# Your assignment
Report back every line from the entries below in which the word "label" occurs.

Component data from apps and pages:
────────

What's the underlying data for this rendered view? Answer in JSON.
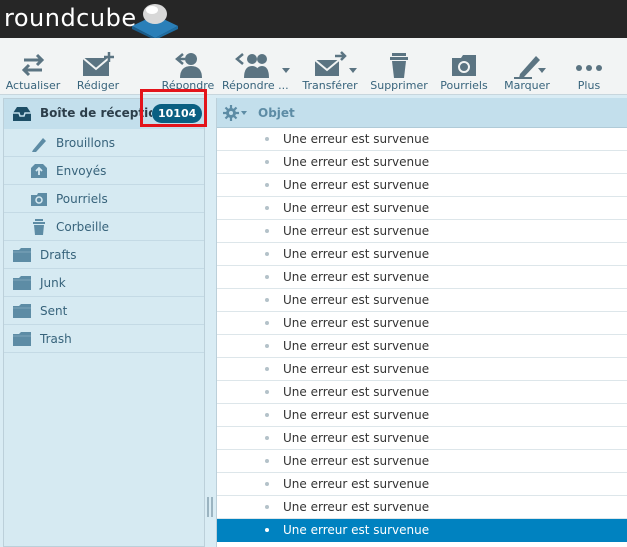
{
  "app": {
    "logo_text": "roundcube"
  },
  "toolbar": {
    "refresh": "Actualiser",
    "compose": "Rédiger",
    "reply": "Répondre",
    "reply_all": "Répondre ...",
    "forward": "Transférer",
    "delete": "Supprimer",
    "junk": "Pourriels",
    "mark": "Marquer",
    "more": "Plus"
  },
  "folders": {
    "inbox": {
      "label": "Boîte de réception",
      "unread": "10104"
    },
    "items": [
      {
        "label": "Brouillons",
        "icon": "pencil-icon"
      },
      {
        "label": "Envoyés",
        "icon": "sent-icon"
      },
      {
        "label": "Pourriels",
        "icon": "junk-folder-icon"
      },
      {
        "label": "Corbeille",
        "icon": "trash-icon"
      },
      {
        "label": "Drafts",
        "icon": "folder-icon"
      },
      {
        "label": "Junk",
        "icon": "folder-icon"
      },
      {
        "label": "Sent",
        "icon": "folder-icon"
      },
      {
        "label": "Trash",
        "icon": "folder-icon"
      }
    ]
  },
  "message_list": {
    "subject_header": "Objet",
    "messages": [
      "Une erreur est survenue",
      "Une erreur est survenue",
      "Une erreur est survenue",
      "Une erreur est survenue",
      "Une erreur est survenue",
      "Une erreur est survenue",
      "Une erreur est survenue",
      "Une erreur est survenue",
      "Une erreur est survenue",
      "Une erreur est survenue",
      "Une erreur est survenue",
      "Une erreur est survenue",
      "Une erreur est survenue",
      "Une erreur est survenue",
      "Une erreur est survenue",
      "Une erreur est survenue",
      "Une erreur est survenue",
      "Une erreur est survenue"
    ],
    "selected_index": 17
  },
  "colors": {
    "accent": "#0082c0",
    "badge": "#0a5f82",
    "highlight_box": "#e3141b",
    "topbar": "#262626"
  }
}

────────

# Solved problem
      "label": "Boîte de réception",
        "label": "Brouillons",
        "label": "Envoyés",
        "label": "Pourriels",
        "label": "Corbeille",
        "label": "Drafts",
        "label": "Junk",
        "label": "Sent",
        "label": "Trash",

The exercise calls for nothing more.